- [Task goal]:
For each entry, restate it word for word while omitting any image it holds.

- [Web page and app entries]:
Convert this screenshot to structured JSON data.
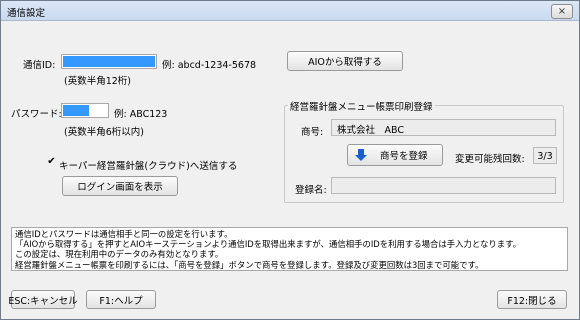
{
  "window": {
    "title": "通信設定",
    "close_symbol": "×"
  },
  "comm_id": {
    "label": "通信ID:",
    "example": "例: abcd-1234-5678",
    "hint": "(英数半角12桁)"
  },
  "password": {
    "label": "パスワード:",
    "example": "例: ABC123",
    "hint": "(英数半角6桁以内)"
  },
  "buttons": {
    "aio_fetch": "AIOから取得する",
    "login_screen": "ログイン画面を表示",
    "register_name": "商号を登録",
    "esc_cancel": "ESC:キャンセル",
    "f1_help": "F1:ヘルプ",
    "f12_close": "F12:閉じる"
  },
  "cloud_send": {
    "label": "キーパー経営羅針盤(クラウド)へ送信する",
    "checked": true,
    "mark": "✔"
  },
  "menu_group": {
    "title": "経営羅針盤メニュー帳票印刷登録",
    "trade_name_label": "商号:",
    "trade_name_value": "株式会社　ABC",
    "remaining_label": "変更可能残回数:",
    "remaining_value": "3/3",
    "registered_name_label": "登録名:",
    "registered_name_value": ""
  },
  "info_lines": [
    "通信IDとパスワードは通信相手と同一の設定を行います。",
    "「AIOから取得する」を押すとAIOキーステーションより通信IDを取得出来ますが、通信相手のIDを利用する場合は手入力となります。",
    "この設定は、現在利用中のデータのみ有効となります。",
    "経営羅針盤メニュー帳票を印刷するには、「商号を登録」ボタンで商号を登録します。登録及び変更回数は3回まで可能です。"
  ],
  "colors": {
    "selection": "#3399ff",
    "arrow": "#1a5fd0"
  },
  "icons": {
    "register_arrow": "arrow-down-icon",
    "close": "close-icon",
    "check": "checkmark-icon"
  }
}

- [Result for this task]:
Convert this screenshot to structured JSON data.
{
  "window": {
    "title": "通信設定",
    "close_symbol": "×"
  },
  "comm_id": {
    "label": "通信ID:",
    "example": "例: abcd-1234-5678",
    "hint": "(英数半角12桁)"
  },
  "password": {
    "label": "パスワード:",
    "example": "例: ABC123",
    "hint": "(英数半角6桁以内)"
  },
  "buttons": {
    "aio_fetch": "AIOから取得する",
    "login_screen": "ログイン画面を表示",
    "register_name": "商号を登録",
    "esc_cancel": "ESC:キャンセル",
    "f1_help": "F1:ヘルプ",
    "f12_close": "F12:閉じる"
  },
  "cloud_send": {
    "label": "キーパー経営羅針盤(クラウド)へ送信する",
    "checked": true,
    "mark": "✔"
  },
  "menu_group": {
    "title": "経営羅針盤メニュー帳票印刷登録",
    "trade_name_label": "商号:",
    "trade_name_value": "株式会社　ABC",
    "remaining_label": "変更可能残回数:",
    "remaining_value": "3/3",
    "registered_name_label": "登録名:",
    "registered_name_value": ""
  },
  "info_lines": [
    "通信IDとパスワードは通信相手と同一の設定を行います。",
    "「AIOから取得する」を押すとAIOキーステーションより通信IDを取得出来ますが、通信相手のIDを利用する場合は手入力となります。",
    "この設定は、現在利用中のデータのみ有効となります。",
    "経営羅針盤メニュー帳票を印刷するには、「商号を登録」ボタンで商号を登録します。登録及び変更回数は3回まで可能です。"
  ],
  "colors": {
    "selection": "#3399ff",
    "arrow": "#1a5fd0"
  },
  "icons": {
    "register_arrow": "arrow-down-icon",
    "close": "close-icon",
    "check": "checkmark-icon"
  }
}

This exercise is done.